However, it hasn’t stopped the Raiders from being in the headlines. Two months ago, David Furner was gone. The affable coach, according to those supposedly in the know, was warming the seat for good mate Ricky Stuart. There was instability in the ”spine”, they were having more success on the road than at home and the wooden spoon loomed large. The club’s most important forward, Brett White, and key playmaker, Terry Campese, were watching the mess unfold from the casualty ward.

”Put it this way,” said Don Furner, the brother of David. ”If we had to go back halfway through the year and renew memberships then, a lot of them would have come back cut up.”

The easy thing to do would be to cut up the coach’s contract. After all, it’s rare for a man in Furner’s position to pull through. Just ask Stephen Kearney, Brian McClennan or Brian Smith.

But the board persisted with Furner, who is contracted until the end of 2014, and they have their reward. There is now a possibility he may re-sign rather than resign.

Chairman John McIntyre, the NRL’s longest-serving official, said that decision would ultimately be left to the board. But when pressed on his own views, the 72-year-old said: ”I certainly would [re-sign Furner].

”No one is more dedicated to his cause and his job than David Furner. We’ve got a very strong youth policy and it would probably be appropriate to apply that to the coaching staff as well.”

Everyone is looking to pinpoint the moment it all turned around for the Green Machine. McIntyre’s theory is there was ”a change in attitude when the Ricky Stuart story went away”. Don Furner points to the stabilisation of the spine – Dugan returning to fullback, Josh McCrone and Sam Williams gelling in the halves, and Glenn Butriss and Travis Wardell settling into the hooking duties. But for John Waser, that turning point came last year.

Waser and premiership-winning former Knights coach Michael Hagan were brought in to undertake a comprehensive review of the club after a disastrous 14th-placed finish last year. Usually such reviews sound the death knell of the coach.

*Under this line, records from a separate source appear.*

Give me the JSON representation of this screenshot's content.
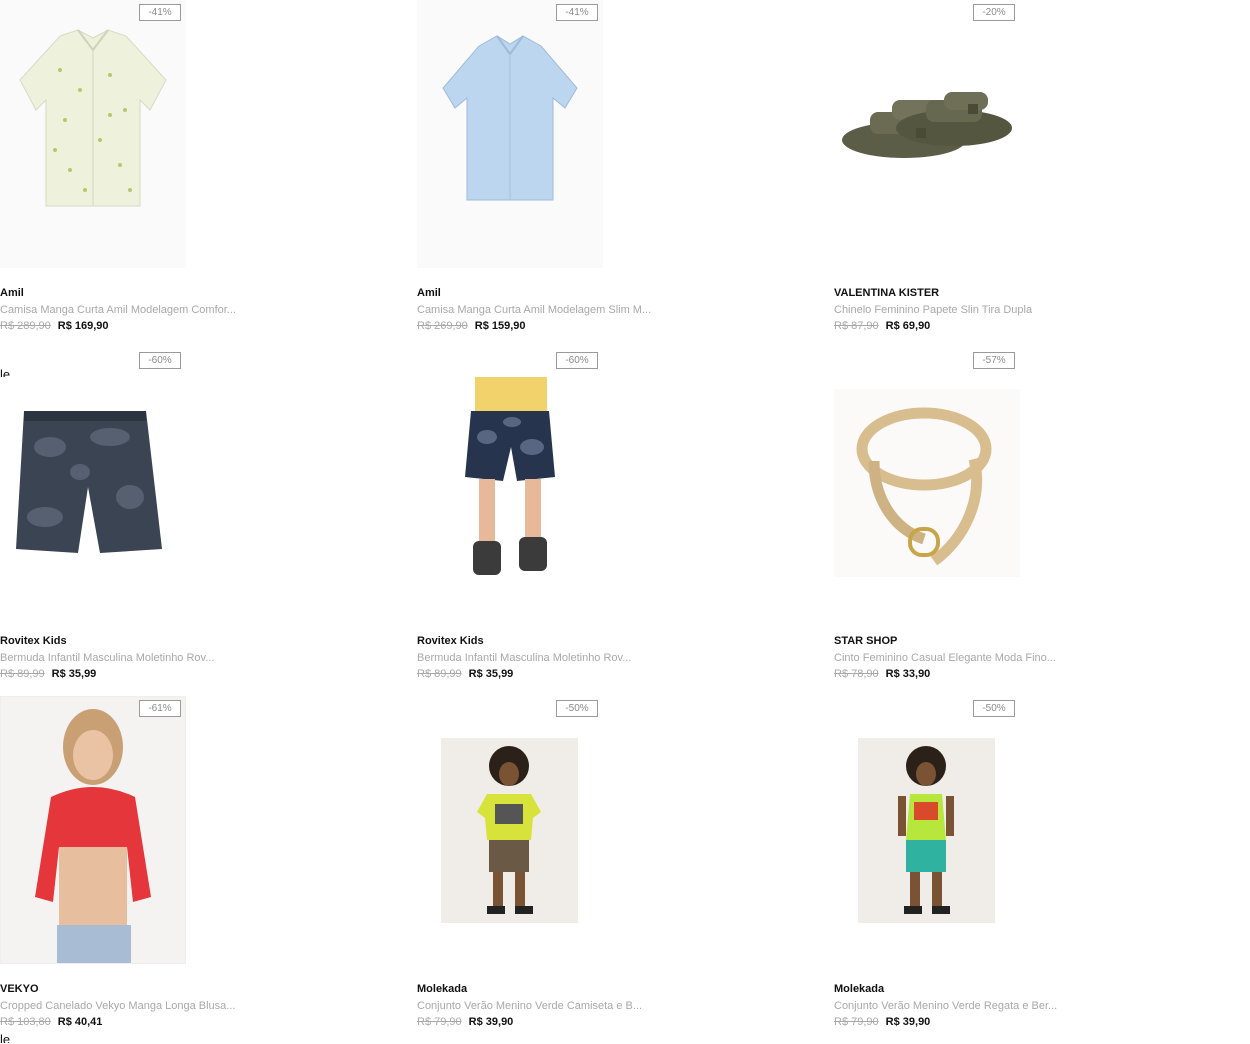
{
  "products": [
    {
      "badge": "-41%",
      "brand": "Amil",
      "description": "Camisa Manga Curta Amil Modelagem Comfor...",
      "old_price": "R$ 289,90",
      "price": "R$ 169,90",
      "image": "printed-short-sleeve-shirt"
    },
    {
      "badge": "-41%",
      "brand": "Amil",
      "description": "Camisa Manga Curta Amil Modelagem Slim M...",
      "old_price": "R$ 269,90",
      "price": "R$ 159,90",
      "image": "light-blue-short-sleeve-shirt"
    },
    {
      "badge": "-20%",
      "brand": "VALENTINA KISTER",
      "description": "Chinelo Feminino Papete Slin Tira Dupla",
      "old_price": "R$ 87,90",
      "price": "R$ 69,90",
      "image": "olive-buckle-sandals"
    },
    {
      "badge": "-60%",
      "brand": "Rovitex Kids",
      "description": "Bermuda Infantil Masculina Moletinho Rov...",
      "old_price": "R$ 89,99",
      "price": "R$ 35,99",
      "image": "tie-dye-shorts"
    },
    {
      "badge": "-60%",
      "brand": "Rovitex Kids",
      "description": "Bermuda Infantil Masculina Moletinho Rov...",
      "old_price": "R$ 89,99",
      "price": "R$ 35,99",
      "image": "child-wearing-tie-dye-shorts"
    },
    {
      "badge": "-57%",
      "brand": "STAR SHOP",
      "description": "Cinto Feminino Casual Elegante Moda Fino...",
      "old_price": "R$ 78,90",
      "price": "R$ 33,90",
      "image": "beige-belt"
    },
    {
      "badge": "-61%",
      "brand": "VEKYO",
      "description": "Cropped Canelado Vekyo Manga Longa Blusa...",
      "old_price": "R$ 103,80",
      "price": "R$ 40,41",
      "image": "red-cropped-top-model"
    },
    {
      "badge": "-50%",
      "brand": "Molekada",
      "description": "Conjunto Verão Menino Verde Camiseta e B...",
      "old_price": "R$ 79,90",
      "price": "R$ 39,90",
      "image": "boy-green-tshirt-set"
    },
    {
      "badge": "-50%",
      "brand": "Molekada",
      "description": "Conjunto Verão Menino Verde Regata e Ber...",
      "old_price": "R$ 79,90",
      "price": "R$ 39,90",
      "image": "boy-green-tank-set"
    }
  ],
  "stray_text": "le"
}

However, this one looked at how they could save rather than skewer the man with the clipboard.

Every player was given an opportunity to vent in a confidential and anonymous manner. Concerns were raised – the absence of a full-time physiotherapist, the length of some of the game reviews, the need for more opposed sessions. Almost all of the key recommendations were acted upon. Significantly, not one of the players thought the problem was Furner.

Waser, who has worked at the Australian Institute of Sport and in an education capacity with the Raiders, believed the navel-gazing process has, belatedly, turned things around. ”Everyone was uncomfortable with where the club was,” he said.

”I think the turning point was when everybody, the board, CEO, the people who sell sponsorship packages, the players, started chipping away to make things better.”

Some sacrifices had to be made. Furner, who proudly wore the green and gold during his playing career, stepped down as Tim Sheens’s assistant with the Kangaroos when things went pear-shaped (although he has since rejoined the Australian coaching staff). His support staff was bolstered. Sam Patterson was appointed as a leadership coach from outside the club to give a fresh perspective and there are big raps on assistant coaches Andrew Dunemann and Justin Morgan.

Momentum is hard to gain but even harder to stop. The Raiders are the only team to have beaten competition leaders Canterbury and Melbourne during the regular season. While today’s clash against Cronulla is a sudden-death encounter, they are accustomed to pressure after winning their past five matches.

”They have actually got nearly the best form, when you look at for and against, of all the teams over the last month,” Hagan said. ”They are probably a chance of getting to week two or week three. They’re full of running. There’s normally a team that has a run of form at the end of the year. ”

Now the Raiders have to prove they deserve to be at the head of the table. Perhaps it’s appropriate Meninga will be sitting in the coaches’ box alongside Furner today.

Twitter – @proshenks

This story Administrator ready to work first appeared on Nanjing Night Net.